11. Easy road to badness, and a tough one to goodness: “Badness can be got easily and in shoals: the road to her is smooth, and she lives very near us. But between us and Goodness the gods have placed the sweat of our brows: long and steep is the path that leads to her, and it is rough at the first; but when a man has reached the top, then is she easy to reach”.
12. A calendar for when to start and end agricultural work: “When the Pleiades, daughters of Atlas, are rising (10), begin your harvest, and yourploughing when they are going to set”.
13. Tells how to live well, to have a good life: “First of all, get a house, and a woman and an ox for the plough -- a slave woman and not a wife, to follow the oxen as well -- and make everything ready at home, so that you may not have to ask of another, and he refuses you, and so, because you are in lack, the season pass by and your work come to nothing. Do not put your work off till to-morrow and the day after; for a sluggish worker does not fill his barn, nor one who puts off his work: industry makes work go well, but a man who putts off work is always at hand-grips with ruin”.
14. Next are instructions for when to sail a ship. The best time to go sailing is when the hottest days are over (July – August). Spring time is also a good time for sailing. “Observe due measure: and proportion is best in all things”.

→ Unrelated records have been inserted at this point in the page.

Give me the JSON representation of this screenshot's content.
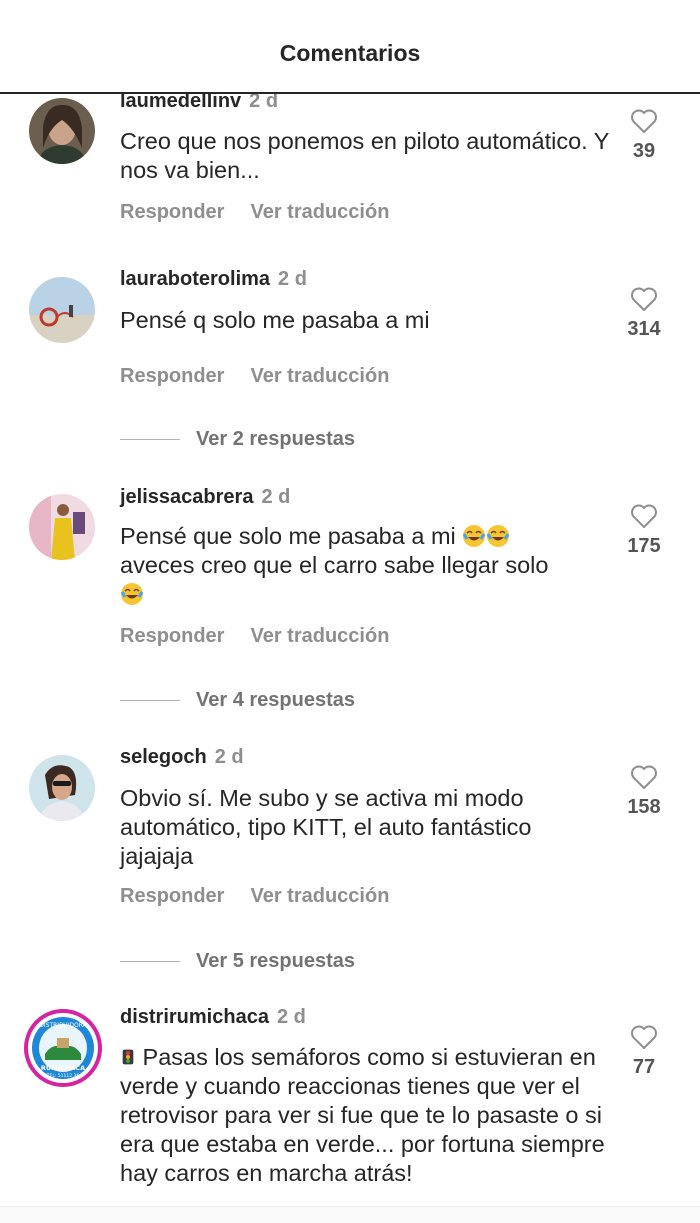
{
  "header": {
    "title": "Comentarios"
  },
  "actions": {
    "reply": "Responder",
    "translate": "Ver traducción"
  },
  "comments": [
    {
      "username": "laumedellinv",
      "time": "2 d",
      "text": "Creo que nos ponemos en piloto automático. Y nos va bien...",
      "likes": "39"
    },
    {
      "username": "lauraboterolima",
      "time": "2 d",
      "text": "Pensé q solo me pasaba a mi",
      "likes": "314",
      "replies": "Ver 2 respuestas"
    },
    {
      "username": "jelissacabrera",
      "time": "2 d",
      "text_line1": "Pensé que solo me pasaba a mi",
      "text_line2": "aveces creo que el carro sabe llegar solo",
      "likes": "175",
      "replies": "Ver 4 respuestas"
    },
    {
      "username": "selegoch",
      "time": "2 d",
      "text": "Obvio sí. Me subo y se activa mi modo automático, tipo KITT, el auto fantástico jajajaja",
      "likes": "158",
      "replies": "Ver 5 respuestas"
    },
    {
      "username": "distrirumichaca",
      "time": "2 d",
      "text": "Pasas los semáforos como si estuvieran en verde y cuando reaccionas tienes que ver el retrovisor para ver si fue que te lo pasaste o si era que estaba en verde... por fortuna siempre hay carros en marcha atrás!",
      "likes": "77"
    }
  ],
  "avatars": {
    "distri_logo_top": "DISTRIBUIDORA",
    "distri_logo_bottom": "RUMICHACA",
    "distri_logo_tel": "TEL: 51112 36"
  },
  "icons": {
    "like": "heart-outline-icon",
    "laugh": "face-with-tears-of-joy-emoji",
    "traffic_light": "traffic-light-emoji"
  },
  "colors": {
    "text": "#262626",
    "muted": "#8e8e8e",
    "accent_ring": "#d6249f"
  }
}
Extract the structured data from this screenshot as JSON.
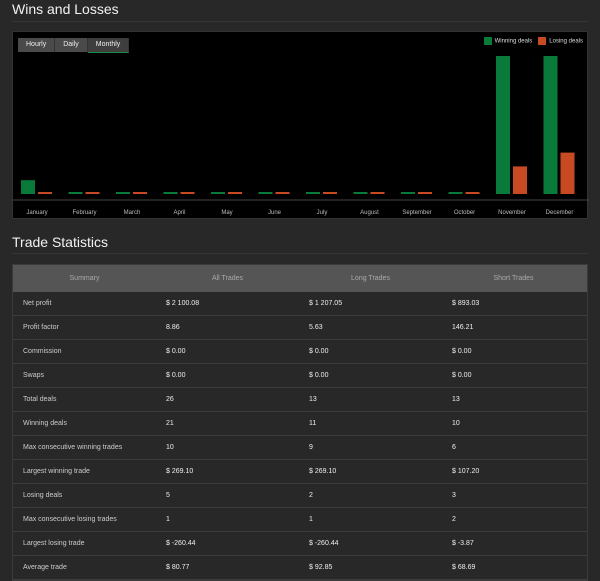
{
  "wins_section": {
    "title": "Wins and Losses"
  },
  "period_buttons": [
    {
      "label": "Hourly"
    },
    {
      "label": "Daily"
    },
    {
      "label": "Monthly",
      "active": true
    }
  ],
  "chart_data": {
    "type": "bar",
    "categories": [
      "January",
      "February",
      "March",
      "April",
      "May",
      "June",
      "July",
      "August",
      "September",
      "October",
      "November",
      "December"
    ],
    "series": [
      {
        "name": "Winning deals",
        "color": "#0a7a3a",
        "values": [
          1,
          0,
          0,
          0,
          0,
          0,
          0,
          0,
          0,
          0,
          10,
          10
        ]
      },
      {
        "name": "Losing deals",
        "color": "#c84a22",
        "values": [
          0,
          0,
          0,
          0,
          0,
          0,
          0,
          0,
          0,
          0,
          2,
          3
        ]
      }
    ],
    "ylim": [
      0,
      10
    ],
    "legend": "top-right",
    "grid": false
  },
  "stats_section": {
    "title": "Trade Statistics"
  },
  "table": {
    "headers": [
      "Summary",
      "All Trades",
      "Long Trades",
      "Short Trades"
    ],
    "rows": [
      [
        "Net profit",
        "$ 2 100.08",
        "$ 1 207.05",
        "$ 893.03"
      ],
      [
        "Profit factor",
        "8.86",
        "5.63",
        "146.21"
      ],
      [
        "Commission",
        "$ 0.00",
        "$ 0.00",
        "$ 0.00"
      ],
      [
        "Swaps",
        "$ 0.00",
        "$ 0.00",
        "$ 0.00"
      ],
      [
        "Total deals",
        "26",
        "13",
        "13"
      ],
      [
        "Winning deals",
        "21",
        "11",
        "10"
      ],
      [
        "Max consecutive winning trades",
        "10",
        "9",
        "6"
      ],
      [
        "Largest winning trade",
        "$ 269.10",
        "$ 269.10",
        "$ 107.20"
      ],
      [
        "Losing deals",
        "5",
        "2",
        "3"
      ],
      [
        "Max consecutive losing trades",
        "1",
        "1",
        "2"
      ],
      [
        "Largest losing trade",
        "$ -260.44",
        "$ -260.44",
        "$ -3.87"
      ],
      [
        "Average trade",
        "$ 80.77",
        "$ 92.85",
        "$ 68.69"
      ]
    ]
  }
}
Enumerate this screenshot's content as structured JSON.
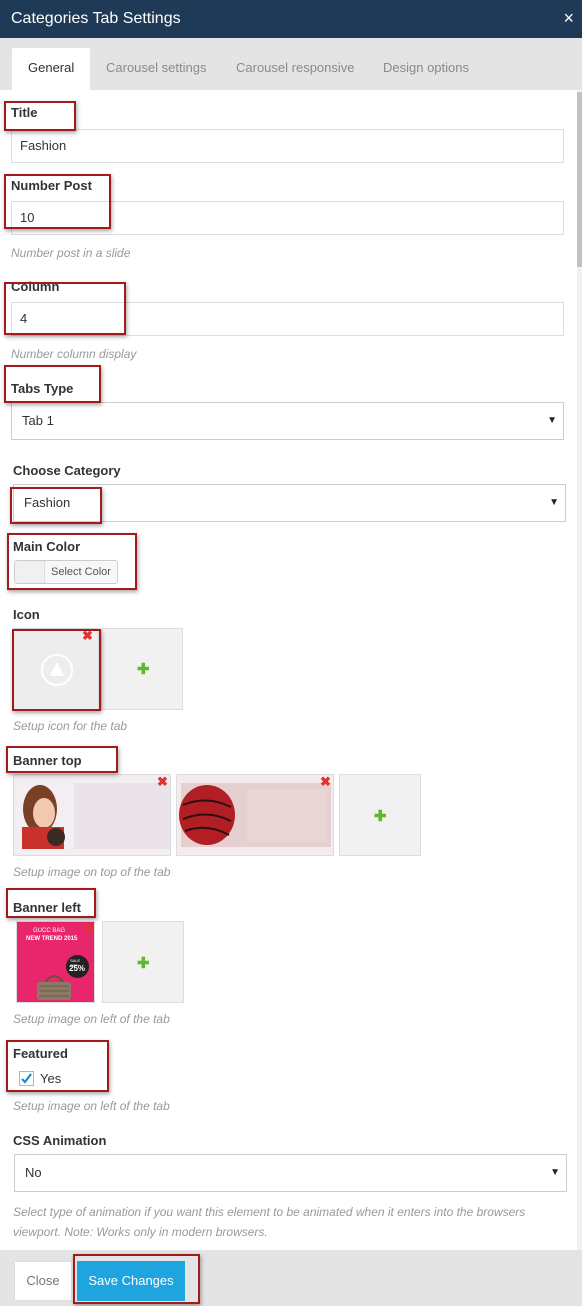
{
  "dialog": {
    "title": "Categories Tab Settings",
    "close_glyph": "×"
  },
  "tabs": [
    {
      "label": "General",
      "active": true
    },
    {
      "label": "Carousel settings",
      "active": false
    },
    {
      "label": "Carousel responsive",
      "active": false
    },
    {
      "label": "Design options",
      "active": false
    }
  ],
  "fields": {
    "title": {
      "label": "Title",
      "value": "Fashion"
    },
    "number_post": {
      "label": "Number Post",
      "value": "10",
      "hint": "Number post in a slide"
    },
    "column": {
      "label": "Column",
      "value": "4",
      "hint": "Number column display"
    },
    "tabs_type": {
      "label": "Tabs Type",
      "selected": "Tab 1"
    },
    "choose_category": {
      "label": "Choose Category",
      "selected": "Fashion"
    },
    "main_color": {
      "label": "Main Color",
      "button": "Select Color"
    },
    "icon": {
      "label": "Icon",
      "hint": "Setup icon for the tab"
    },
    "banner_top": {
      "label": "Banner top",
      "hint": "Setup image on top of the tab"
    },
    "banner_left": {
      "label": "Banner left",
      "hint": "Setup image on left of the tab",
      "image_text": {
        "line1": "GUCC BAG",
        "line2": "NEW TREND 2015",
        "sale": "SALE OFF",
        "percent": "25%"
      }
    },
    "featured": {
      "label": "Featured",
      "checkbox_label": "Yes",
      "checked": true,
      "hint": "Setup image on left of the tab"
    },
    "css_animation": {
      "label": "CSS Animation",
      "selected": "No",
      "hint": "Select type of animation if you want this element to be animated when it enters into the browsers viewport. Note: Works only in modern browsers."
    }
  },
  "footer": {
    "close_label": "Close",
    "save_label": "Save Changes"
  },
  "colors": {
    "header_bg": "#1f3a57",
    "accent": "#1ea5e0",
    "highlight_box": "#a31a1a",
    "add_icon": "#5cb82e",
    "remove_icon": "#dd3333"
  }
}
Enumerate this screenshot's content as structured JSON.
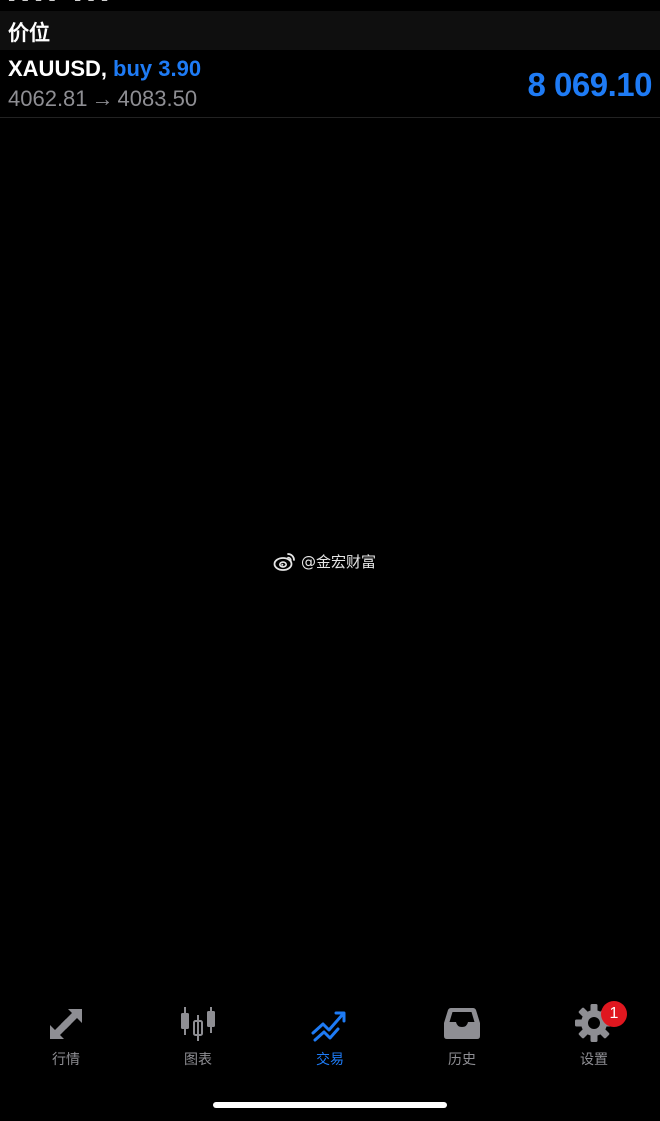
{
  "section": {
    "title": "价位"
  },
  "position": {
    "symbol": "XAUUSD,",
    "side": "buy 3.90",
    "open_price": "4062.81",
    "arrow": "→",
    "current_price": "4083.50",
    "profit": "8 069.10"
  },
  "watermark": {
    "text": "@金宏财富"
  },
  "tabs": [
    {
      "label": "行情",
      "icon": "quotes-arrows-icon"
    },
    {
      "label": "图表",
      "icon": "candlestick-chart-icon"
    },
    {
      "label": "交易",
      "icon": "trade-trend-icon"
    },
    {
      "label": "历史",
      "icon": "history-inbox-icon"
    },
    {
      "label": "设置",
      "icon": "gear-icon"
    }
  ],
  "badge": {
    "count": "1"
  },
  "colors": {
    "accent": "#1e7bf5",
    "inactive": "#8e8e93",
    "badge": "#e0171f",
    "background": "#000000"
  }
}
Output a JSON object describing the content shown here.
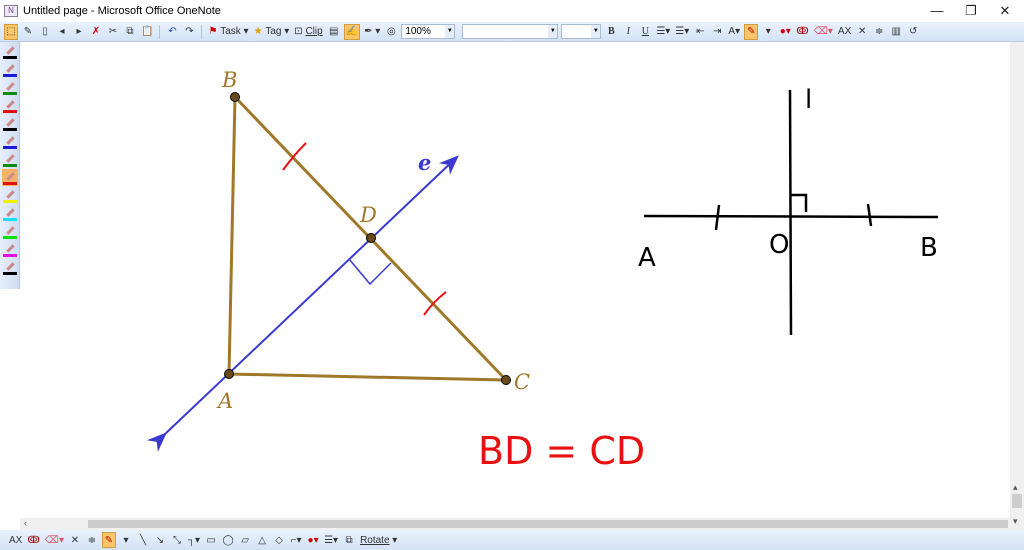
{
  "window": {
    "title": "Untitled page - Microsoft Office OneNote",
    "minimize": "—",
    "restore": "❐",
    "close": "✕"
  },
  "toolbar": {
    "task_label": "Task",
    "tag_label": "Tag",
    "clip_label": "Clip",
    "zoom_value": "100%",
    "font_value": "",
    "size_value": "",
    "bold": "B",
    "italic": "I",
    "underline": "U",
    "superscript": "AX"
  },
  "pens": [
    {
      "color": "#000000"
    },
    {
      "color": "#1a1ae0"
    },
    {
      "color": "#118a11"
    },
    {
      "color": "#e01010"
    },
    {
      "color": "#000000"
    },
    {
      "color": "#1a1ae0"
    },
    {
      "color": "#118a11"
    },
    {
      "color": "#e01010",
      "selected": true
    },
    {
      "color": "#f0f000"
    },
    {
      "color": "#10e0f0"
    },
    {
      "color": "#10e010"
    },
    {
      "color": "#e010e0"
    },
    {
      "color": "#000000"
    }
  ],
  "drawing": {
    "left_figure": {
      "B": "B",
      "A": "A",
      "C": "C",
      "D": "D",
      "e": "e",
      "line_color": "#a0782a",
      "axis_color": "#3a3ad0"
    },
    "right_figure": {
      "l": "l",
      "A": "A",
      "O": "O",
      "B": "B"
    },
    "equation": "BD = CD",
    "ink_color": "#e81010"
  },
  "bottombar": {
    "rotate_label": "Rotate"
  }
}
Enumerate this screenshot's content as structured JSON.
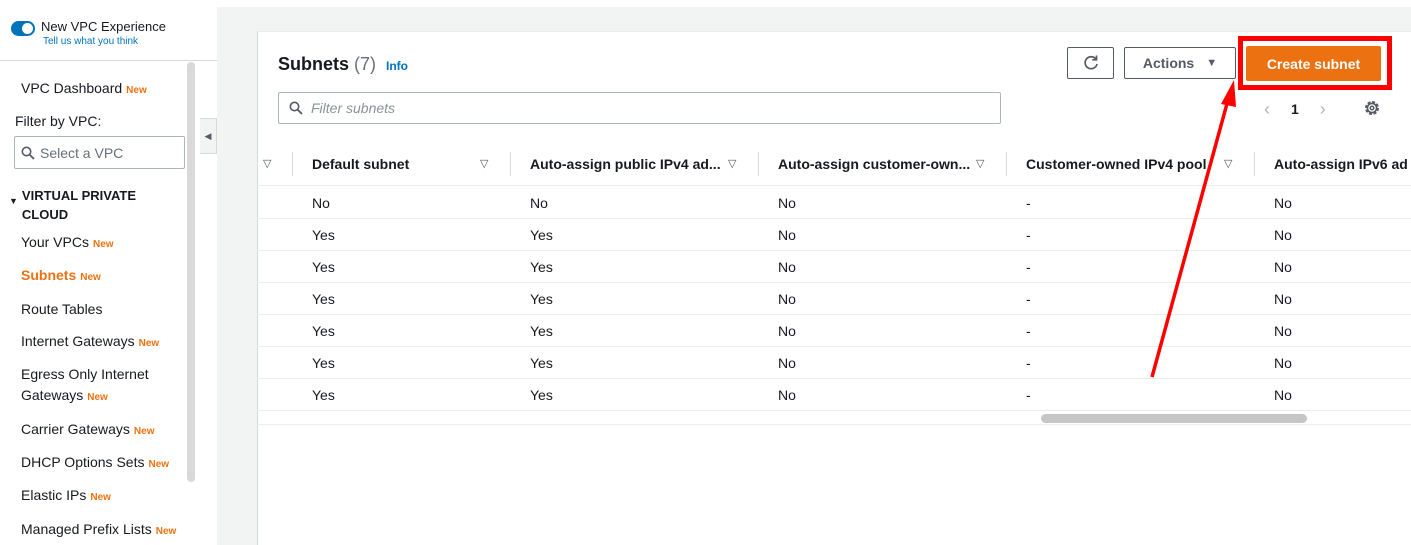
{
  "sidebar": {
    "experience_title": "New VPC Experience",
    "experience_link": "Tell us what you think",
    "new_badge": "New",
    "dashboard": "VPC Dashboard",
    "filter_label": "Filter by VPC:",
    "vpc_select_placeholder": "Select a VPC",
    "section": "VIRTUAL PRIVATE CLOUD",
    "items": [
      {
        "label": "Your VPCs",
        "badge": "New"
      },
      {
        "label": "Subnets",
        "badge": "New"
      },
      {
        "label": "Route Tables",
        "badge": ""
      },
      {
        "label": "Internet Gateways",
        "badge": "New"
      },
      {
        "label": "Egress Only Internet",
        "label2": "Gateways",
        "badge": "New"
      },
      {
        "label": "Carrier Gateways",
        "badge": "New"
      },
      {
        "label": "DHCP Options Sets",
        "badge": "New"
      },
      {
        "label": "Elastic IPs",
        "badge": "New"
      },
      {
        "label": "Managed Prefix Lists",
        "badge": "New"
      }
    ]
  },
  "panel": {
    "title": "Subnets",
    "count": "(7)",
    "info": "Info",
    "actions_label": "Actions",
    "create_label": "Create subnet",
    "filter_placeholder": "Filter subnets",
    "page": "1"
  },
  "table": {
    "columns": [
      "Default subnet",
      "Auto-assign public IPv4 ad...",
      "Auto-assign customer-own...",
      "Customer-owned IPv4 pool",
      "Auto-assign IPv6 ad"
    ],
    "rows": [
      [
        "No",
        "No",
        "No",
        "-",
        "No"
      ],
      [
        "Yes",
        "Yes",
        "No",
        "-",
        "No"
      ],
      [
        "Yes",
        "Yes",
        "No",
        "-",
        "No"
      ],
      [
        "Yes",
        "Yes",
        "No",
        "-",
        "No"
      ],
      [
        "Yes",
        "Yes",
        "No",
        "-",
        "No"
      ],
      [
        "Yes",
        "Yes",
        "No",
        "-",
        "No"
      ],
      [
        "Yes",
        "Yes",
        "No",
        "-",
        "No"
      ]
    ]
  },
  "colors": {
    "accent_orange": "#ec7211",
    "link_blue": "#0073bb",
    "annotation_red": "#ff0000"
  }
}
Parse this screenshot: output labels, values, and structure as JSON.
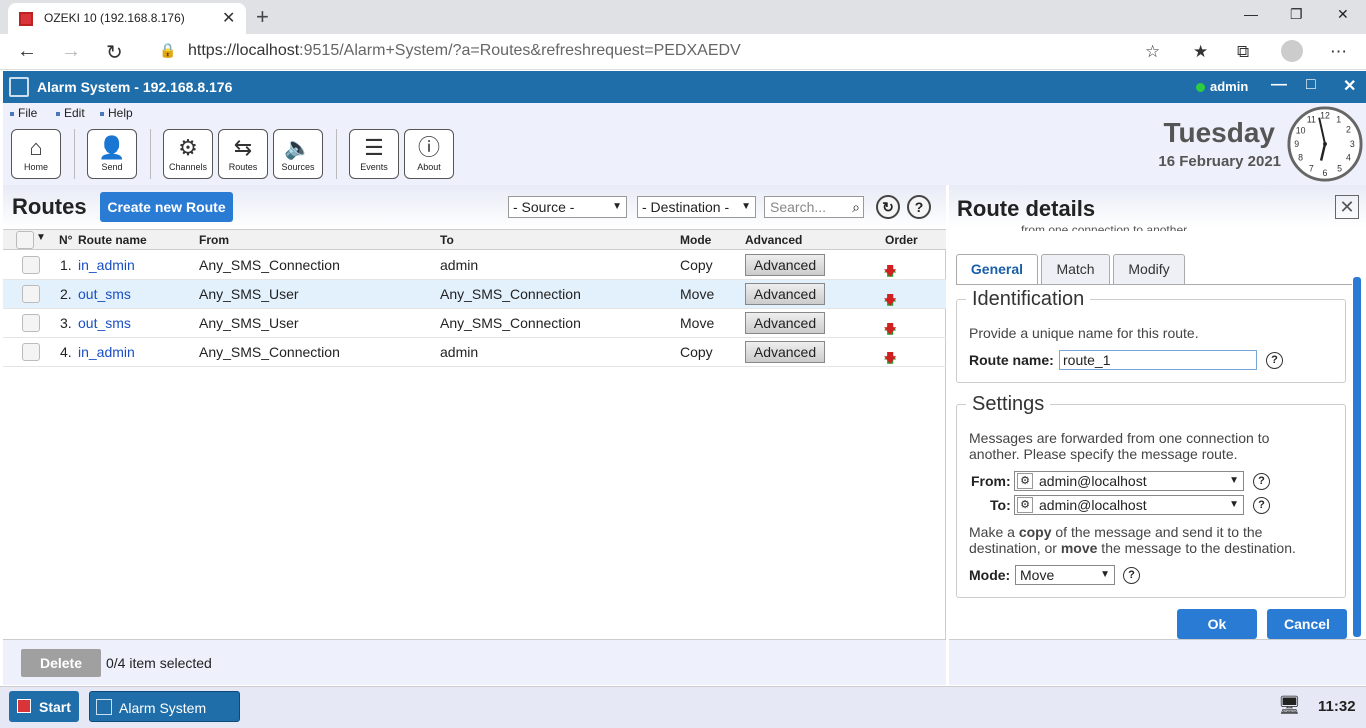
{
  "browser": {
    "tab_title": "OZEKI 10 (192.168.8.176)",
    "url_host": "https://localhost",
    "url_rest": ":9515/Alarm+System/?a=Routes&refreshrequest=PEDXAEDV"
  },
  "app": {
    "title": "Alarm System - 192.168.8.176",
    "user": "admin",
    "menu": [
      "File",
      "Edit",
      "Help"
    ],
    "toolbar": [
      "Home",
      "Send",
      "Channels",
      "Routes",
      "Sources",
      "Events",
      "About"
    ],
    "day": "Tuesday",
    "date": "16 February 2021"
  },
  "routes": {
    "title": "Routes",
    "create_label": "Create new Route",
    "source_filter": "- Source -",
    "destination_filter": "- Destination -",
    "search_placeholder": "Search...",
    "columns": {
      "no": "N°",
      "name": "Route name",
      "from": "From",
      "to": "To",
      "mode": "Mode",
      "advanced": "Advanced",
      "order": "Order"
    },
    "rows": [
      {
        "no": "1.",
        "name": "in_admin",
        "from": "Any_SMS_Connection",
        "to": "admin",
        "mode": "Copy",
        "advanced": "Advanced"
      },
      {
        "no": "2.",
        "name": "out_sms",
        "from": "Any_SMS_User",
        "to": "Any_SMS_Connection",
        "mode": "Move",
        "advanced": "Advanced"
      },
      {
        "no": "3.",
        "name": "out_sms",
        "from": "Any_SMS_User",
        "to": "Any_SMS_Connection",
        "mode": "Move",
        "advanced": "Advanced"
      },
      {
        "no": "4.",
        "name": "in_admin",
        "from": "Any_SMS_Connection",
        "to": "admin",
        "mode": "Copy",
        "advanced": "Advanced"
      }
    ],
    "delete_label": "Delete",
    "selection_info": "0/4 item selected"
  },
  "details": {
    "title": "Route details",
    "top_text": "from one connection to another.",
    "tabs": [
      "General",
      "Match",
      "Modify"
    ],
    "identification": {
      "legend": "Identification",
      "hint": "Provide a unique name for this route.",
      "name_label": "Route name:",
      "name_value": "route_1"
    },
    "settings": {
      "legend": "Settings",
      "hint": "Messages are forwarded from one connection to another. Please specify the message route.",
      "from_label": "From:",
      "from_value": "admin@localhost",
      "to_label": "To:",
      "to_value": "admin@localhost",
      "mode_hint_a": "Make a ",
      "mode_hint_b": "copy",
      "mode_hint_c": " of the message and send it to the destination, or ",
      "mode_hint_d": "move",
      "mode_hint_e": " the message to the destination.",
      "mode_label": "Mode:",
      "mode_value": "Move"
    },
    "ok_label": "Ok",
    "cancel_label": "Cancel"
  },
  "taskbar": {
    "start_label": "Start",
    "app_label": "Alarm System",
    "time": "11:32"
  }
}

15. How to marry: “Bring home a wife to your house when you are of the right age, while you are not far short of thirty years nor much above; this is the right age for marriage. Let your wife have been grown up four years, and marry her in the fifth. Marry a maiden, so that you can teach her careful ways, and especially marry one who lives near you, but look well about you and see that your marriage will not be a joke to your neighbours. For a man wins nothing better than a good wife, and, again, nothing worse than a bad one, a greedy soul who roasts her man without fire, strong though he may be, and brings him to a raw (35) old age”. Ideas of marriage, sexual union, are part of one's morality code.
Describes origin of the Universe and gods, according to Greek myths and legends